One of the main takeaways from the article for me was the intersection of relational and medical trauma. It resonated deeply for me because I  survived Ovarian Cancer. It was before I knew I had Complex PTSD so her reflections on what she is going through helped me to understand just how much I endured because of my past trauma (which reared up throughout treatment and recovery). It would have helped greatly if the oncology team and I had known about my Complex PTSD and there was support/treatment to deal with both.  Medical professionals need to become more knowledgeable and proactive about patients with a history of relational trauma given our vulnerability to comorbidities and the additional stress this places on us when we are dealing with serious, even life threatening medical conditions.   

Here's an excerpt:

Survivors of trauma know that just being alive isn't enough and that to be alive without dignity, safety, choices, and respect can wear one's will to live rather than support or enhance or promote it.

Plus, I also shared with the oncologist the study my ex-husband had forwarded to me that was published the week before that found that those who'd had PTSD, ever, had twice ovarian cancer as those who had not. If PTSD symptoms make getting ovarian cancer more common and likely, surely managing PTSD symptoms while living with ovarian cancer makes some medical sense.
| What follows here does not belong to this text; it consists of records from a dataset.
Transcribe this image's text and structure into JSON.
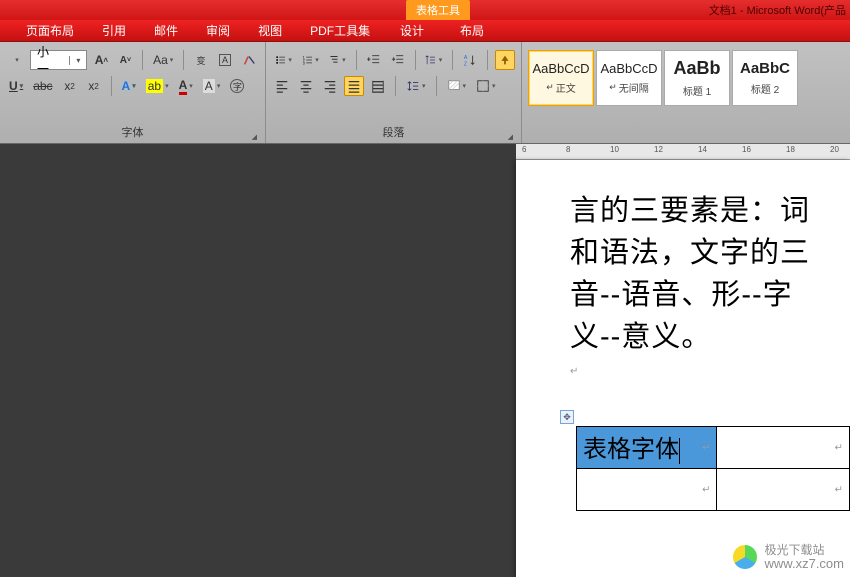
{
  "title_bar": {
    "table_tools": "表格工具",
    "doc_title": "文档1 - Microsoft Word(产品"
  },
  "menu": {
    "tabs": [
      "页面布局",
      "引用",
      "邮件",
      "审阅",
      "视图",
      "PDF工具集"
    ],
    "contextual": [
      "设计",
      "布局"
    ]
  },
  "ribbon": {
    "font": {
      "size_label": "小一",
      "group_label": "字体"
    },
    "paragraph": {
      "group_label": "段落"
    },
    "styles": {
      "items": [
        {
          "sample": "AaBbCcD",
          "label": "正文",
          "big": false
        },
        {
          "sample": "AaBbCcD",
          "label": "无间隔",
          "big": false
        },
        {
          "sample": "AaBb",
          "label": "标题 1",
          "big": true
        },
        {
          "sample": "AaBbC",
          "label": "标题 2",
          "big": true
        }
      ]
    }
  },
  "ruler": {
    "start": 6,
    "nums": [
      6,
      8,
      10,
      12,
      14,
      16,
      18,
      20
    ]
  },
  "document": {
    "lines": [
      "言的三要素是：词",
      "和语法，文字的三",
      "音--语音、形--字",
      "义--意义。"
    ],
    "table_cell_text": "表格字体"
  },
  "watermark": {
    "cn": "极光下载站",
    "url": "www.xz7.com"
  }
}
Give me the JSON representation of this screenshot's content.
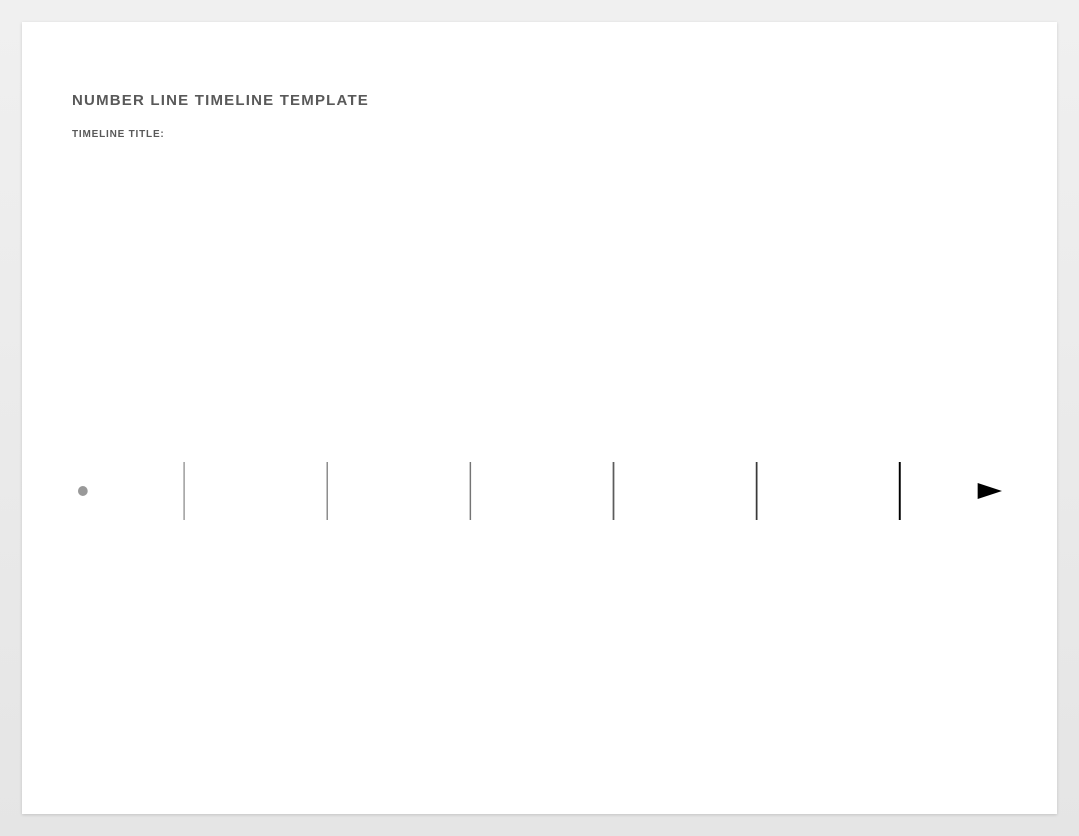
{
  "header": {
    "title": "NUMBER LINE TIMELINE TEMPLATE",
    "subtitle": "TIMELINE TITLE:"
  },
  "timeline": {
    "tick_count": 6,
    "colors": {
      "start": "#999999",
      "end": "#000000"
    }
  }
}
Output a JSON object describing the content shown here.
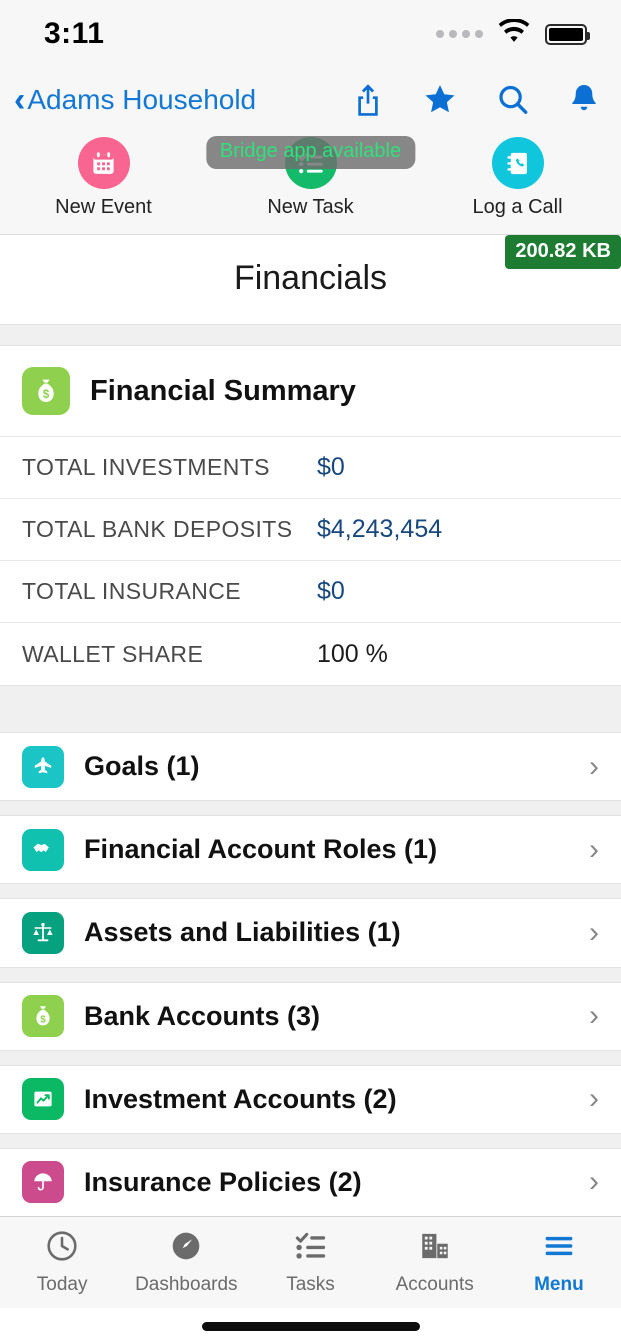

I wrote to the study authors about that, in fact, and it's not something anyone can say for sure, because there's not been a study on that. I shared the study with my oncologist and surgeon.

Treating ovarian cancer and PTSD, together, figuring out how they are related, even when studies suggest a link, isn't yet a thing routinely done by surgeons, oncologists, or even geneticists.

That's part of what all of us increasing awareness about adverse childhood experiences and their lifelong impact on health and disease are trying to change. We know there are correlations and overlaps and epi-genetics and social determinants of health.